Why Intel’s Viiv is taking a dive

July 20, 2007, 7:13 PM UTC

Since its earnings call last week, Intel (INTC) has been getting the word out that it’s shifting the emphasis in its desktop PC marketing away from the Viiv brand and toward Core instead. (Viiv will still exist, but in a secondary role.) It’s not hard to understand why. Viiv was one of the most confusing branding campaigns in recent PC history.

In case you’re not familiar with Viiv – and chances are, you’re not – your first question is probably, “How do I pronounce that?” (It rhymes with “five.”)

Your second question is probably, “What does it do?” Well, it’s the name Intel attached to its line of chips for entertainment-oriented PCs. But what it actually does? That’s the problem. It doesn’t do much of value differently from any other new PC.

According to Intel’s marketing materials, Viiv is a “premier brand” for PCs “designed for digital entertainment.” It’s “complemented by services and applications that have been verified to work with Viiv technology,” so you can access movies, music and games through your computer. But every PC these days is designed for digital entertainment. And everyone is using software and services for movies, music and games. Viiv comes off as a bald-faced attempt to sell expensive chips to people who don’t know any better.

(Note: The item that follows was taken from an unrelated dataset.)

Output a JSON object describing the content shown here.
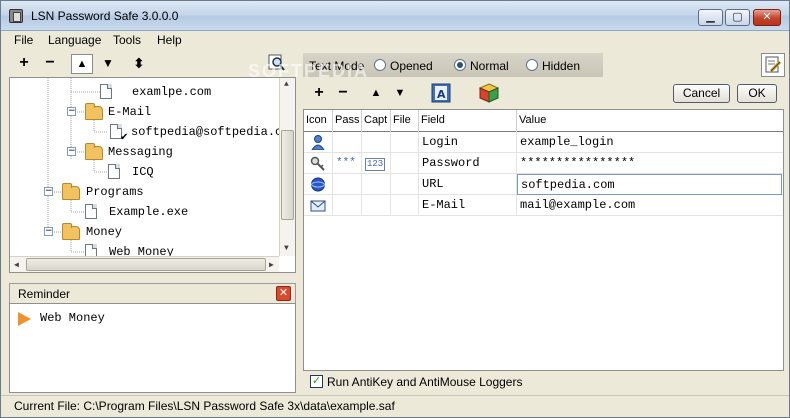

This is in marked contrast to Intel’s Centrino marketing campaign. Intel’s message behind its Centrino chip package was timely and effective: Centrino laptops came with built-in wireless networking capabilities at a time when buying wireless was confusing, and they offered power-saving efficiency that made laptops slimmer and lighter weight.

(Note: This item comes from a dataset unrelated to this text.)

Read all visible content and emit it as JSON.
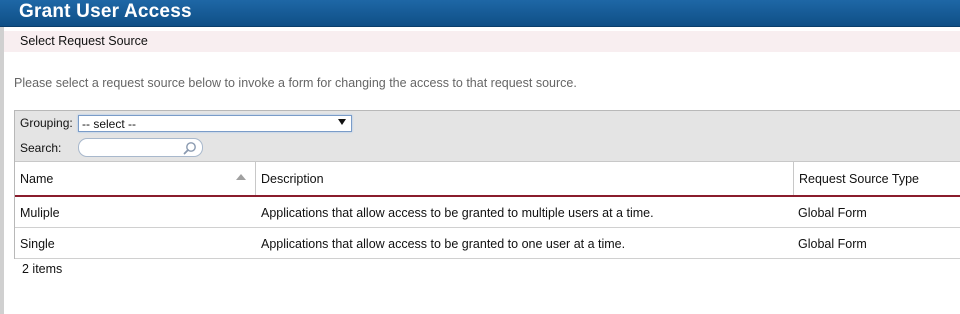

Centrino was about more than selling wireless to the masses. It delivered noticeable changes in the way laptops looked and performed. Business users embraced Centrino, and gave Intel a runaway hit; Dell (DELL), Hewlett-Packard (HPQ) and IBM were gung-ho about using it in their offerings.

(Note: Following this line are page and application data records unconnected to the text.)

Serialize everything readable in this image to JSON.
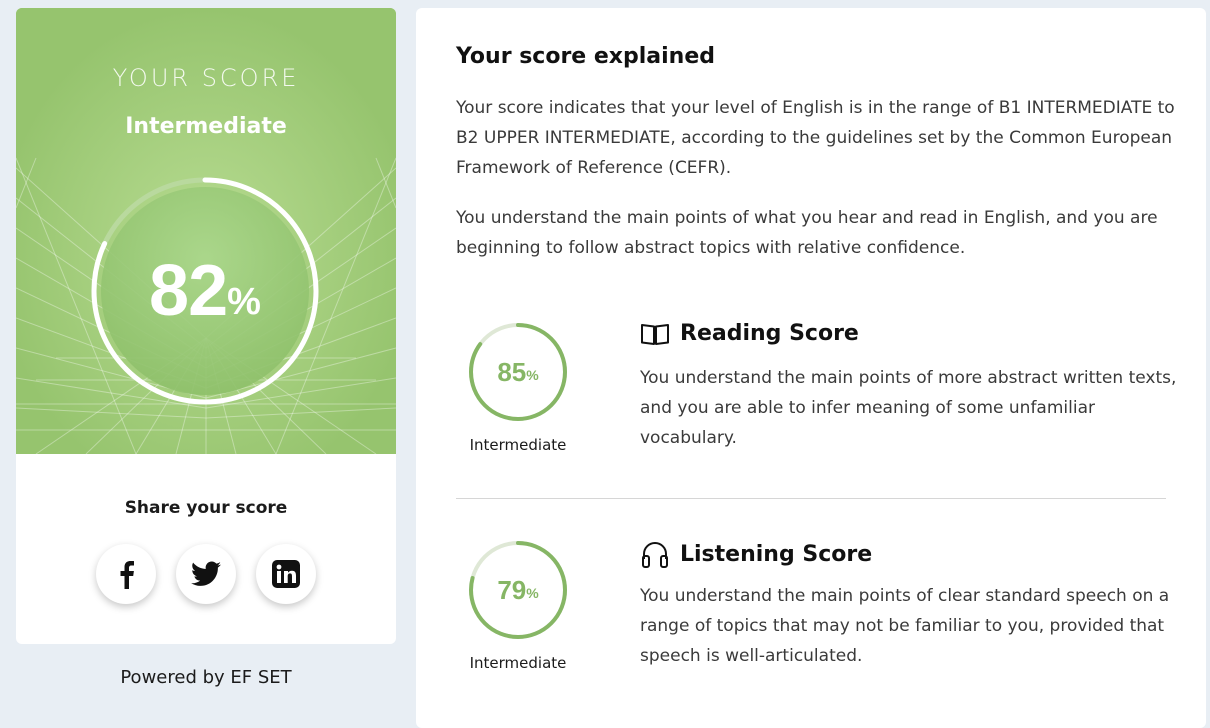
{
  "overall": {
    "label": "YOUR SCORE",
    "level": "Intermediate",
    "value": "82",
    "unit": "%",
    "progress": 0.82,
    "color": "#9cc875"
  },
  "share": {
    "title": "Share your score",
    "buttons": [
      {
        "icon": "facebook-icon"
      },
      {
        "icon": "twitter-icon"
      },
      {
        "icon": "linkedin-icon"
      }
    ]
  },
  "footer": {
    "powered": "Powered by EF SET"
  },
  "explain": {
    "title": "Your score explained",
    "paragraph1": "Your score indicates that your level of English is in the range of B1 INTERMEDIATE to B2 UPPER INTERMEDIATE, according to the guidelines set by the Common European Framework of Reference (CEFR).",
    "paragraph2": "You understand the main points of what you hear and read in English, and you are beginning to follow abstract topics with relative confidence."
  },
  "sections": [
    {
      "icon": "book-icon",
      "title": "Reading Score",
      "value": "85",
      "unit": "%",
      "progress": 0.85,
      "level": "Intermediate",
      "description": "You understand the main points of more abstract written texts, and you are able to infer meaning of some unfamiliar vocabulary."
    },
    {
      "icon": "headphones-icon",
      "title": "Listening Score",
      "value": "79",
      "unit": "%",
      "progress": 0.79,
      "level": "Intermediate",
      "description": "You understand the main points of clear standard speech on a range of topics that may not be familiar to you, provided that speech is well-articulated."
    }
  ],
  "colors": {
    "accent": "#86b665",
    "track": "#dfe8d6",
    "background": "#e8eef4"
  }
}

If Intel wants to bring the success of its Centrino branding campaign to its desktop chips – and judging by the company’s margins last quarter, a brand boost would help – it seems there are a couple of key opportunities. Rather than simply selling speed with its Core chips (speed isn’t the selling point it used to be) and pushing multithreading (which non-geeks just don’t understand), Intel could put together a desktop platform that’s demonstrably quieter and more power efficient. And by pushing technology like Wireless USB, Intel could combat that tangle of peripheral cords that every PC user has come to know and hate.

By creating chip solutions that make non-mobile more pleasant to have around, Intel might successfully differentiate its products from those made by Advanced Micro Devices (AMD) – and maybe recreate a little of that Centrino magic on the desktop.